#### [About this exercise]
Find the string "percent" in the records. Copy each line that has it.

** Opening Data supplied block **

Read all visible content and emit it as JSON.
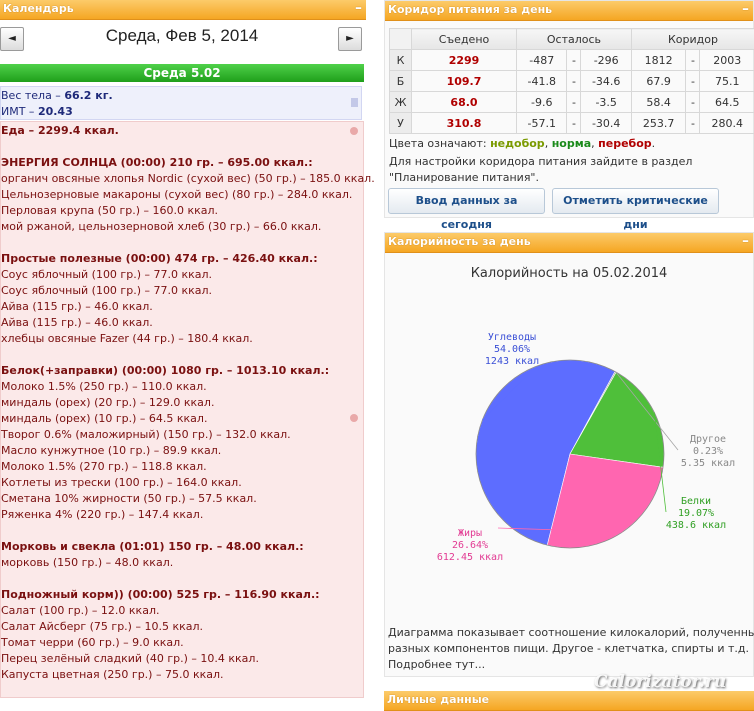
{
  "calendar": {
    "header": "Календарь",
    "prev_label": "◄",
    "next_label": "►",
    "day_title": "Среда, Фев 5, 2014",
    "day_bar": "Среда 5.02",
    "body": {
      "weight_label": "Вес тела – ",
      "weight_value": "66.2 кг.",
      "bmi_label": "ИМТ – ",
      "bmi_value": "20.43"
    },
    "food_lines": [
      {
        "text": "Еда – 2299.4 ккал.",
        "kind": "meal",
        "y": 0
      },
      {
        "text": "ЭНЕРГИЯ СОЛНЦА (00:00) 210 гр. – 695.00 ккал.:",
        "kind": "meal"
      },
      {
        "text": "органич овсяные хлопья Nordic (сухой вес) (50 гр.) – 185.0 ккал.",
        "kind": "item"
      },
      {
        "text": "Цельнозерновые макароны (сухой вес) (80 гр.) – 284.0 ккал.",
        "kind": "item"
      },
      {
        "text": "Перловая крупа (50 гр.) – 160.0 ккал.",
        "kind": "item"
      },
      {
        "text": "мой ржаной, цельнозерновой хлеб (30 гр.) – 66.0 ккал.",
        "kind": "item"
      },
      {
        "text": "Простые полезные (00:00) 474 гр. – 426.40 ккал.:",
        "kind": "meal"
      },
      {
        "text": "Соус яблочный (100 гр.) – 77.0 ккал.",
        "kind": "item"
      },
      {
        "text": "Соус яблочный (100 гр.) – 77.0 ккал.",
        "kind": "item"
      },
      {
        "text": "Айва (115 гр.) – 46.0 ккал.",
        "kind": "item"
      },
      {
        "text": "Айва (115 гр.) – 46.0 ккал.",
        "kind": "item"
      },
      {
        "text": "хлебцы овсяные Fazer (44 гр.) – 180.4 ккал.",
        "kind": "item"
      },
      {
        "text": "Белок(+заправки) (00:00) 1080 гр. – 1013.10 ккал.:",
        "kind": "meal"
      },
      {
        "text": "Молоко 1.5% (250 гр.) – 110.0 ккал.",
        "kind": "item"
      },
      {
        "text": "миндаль (орех) (20 гр.) – 129.0 ккал.",
        "kind": "item"
      },
      {
        "text": "миндаль (орех) (10 гр.) – 64.5 ккал.",
        "kind": "item"
      },
      {
        "text": "Творог 0.6% (маложирный) (150 гр.) – 132.0 ккал.",
        "kind": "item"
      },
      {
        "text": "Масло кунжутное (10 гр.) – 89.9 ккал.",
        "kind": "item"
      },
      {
        "text": "Молоко 1.5% (270 гр.) – 118.8 ккал.",
        "kind": "item"
      },
      {
        "text": "Котлеты из трески (100 гр.) – 164.0 ккал.",
        "kind": "item"
      },
      {
        "text": "Сметана 10% жирности (50 гр.) – 57.5 ккал.",
        "kind": "item"
      },
      {
        "text": "Ряженка 4% (220 гр.) – 147.4 ккал.",
        "kind": "item"
      },
      {
        "text": "Морковь и свекла (01:01) 150 гр. – 48.00 ккал.:",
        "kind": "meal"
      },
      {
        "text": "морковь (150 гр.) – 48.0 ккал.",
        "kind": "item"
      },
      {
        "text": "Подножный корм)) (00:00) 525 гр. – 116.90 ккал.:",
        "kind": "meal"
      },
      {
        "text": "Салат (100 гр.) – 12.0 ккал.",
        "kind": "item"
      },
      {
        "text": "Салат Айсберг (75 гр.) – 10.5 ккал.",
        "kind": "item"
      },
      {
        "text": "Томат черри (60 гр.) – 9.0 ккал.",
        "kind": "item"
      },
      {
        "text": "Перец зелёный сладкий (40 гр.) – 10.4 ккал.",
        "kind": "item"
      },
      {
        "text": "Капуста цветная (250 гр.) – 75.0 ккал.",
        "kind": "item"
      }
    ]
  },
  "corridor": {
    "header": "Коридор питания за день",
    "columns": [
      "Съедено",
      "Осталось",
      "Коридор"
    ],
    "rows": [
      {
        "label": "К",
        "eaten": "2299",
        "left_min": "-487",
        "left_max": "-296",
        "corr_min": "1812",
        "corr_max": "2003"
      },
      {
        "label": "Б",
        "eaten": "109.7",
        "left_min": "-41.8",
        "left_max": "-34.6",
        "corr_min": "67.9",
        "corr_max": "75.1"
      },
      {
        "label": "Ж",
        "eaten": "68.0",
        "left_min": "-9.6",
        "left_max": "-3.5",
        "corr_min": "58.4",
        "corr_max": "64.5"
      },
      {
        "label": "У",
        "eaten": "310.8",
        "left_min": "-57.1",
        "left_max": "-30.4",
        "corr_min": "253.7",
        "corr_max": "280.4"
      }
    ],
    "dash": "-",
    "legend_prefix": "Цвета означают: ",
    "legend_under": "недобор",
    "legend_norm": "норма",
    "legend_over": "перебор",
    "legend_sep": ", ",
    "legend_end": ".",
    "info_line1": "Для настройки коридора питания зайдите в раздел",
    "info_line2": "\"Планирование питания\".",
    "btn_today": "Ввод данных за сегодня",
    "btn_critical": "Отметить критические дни"
  },
  "calories": {
    "header": "Калорийность за день",
    "chart_data": {
      "type": "pie",
      "title": "Калорийность на 05.02.2014",
      "slices": [
        {
          "name": "Углеводы",
          "percent": "54.06%",
          "value": 1243,
          "value_label": "1243 ккал",
          "color": "#5d6dff"
        },
        {
          "name": "Другое",
          "percent": "0.23%",
          "value": 5.35,
          "value_label": "5.35 ккал",
          "color": "#a6a6a6"
        },
        {
          "name": "Белки",
          "percent": "19.07%",
          "value": 438.6,
          "value_label": "438.6 ккал",
          "color": "#4fbf3a"
        },
        {
          "name": "Жиры",
          "percent": "26.64%",
          "value": 612.45,
          "value_label": "612.45 ккал",
          "color": "#ff66b0"
        }
      ]
    },
    "desc_line1": "Диаграмма показывает соотношение килокалорий, полученных из",
    "desc_line2": "разных компонентов пищи. Другое - клетчатка, спирты и т.д.",
    "desc_line3": "Подробнее тут..."
  },
  "personal": {
    "header": "Личные данные"
  },
  "watermark": "Calorizator.ru",
  "colors": {
    "header_orange": "#f5a623",
    "day_bar_green": "#2fb52a",
    "food_red": "#7a1010",
    "eaten_red": "#b00000"
  }
}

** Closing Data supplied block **

#### [Answer to the exercise]
          "percent": "54.06%",
          "percent": "0.23%",
          "percent": "19.07%",
          "percent": "26.64%",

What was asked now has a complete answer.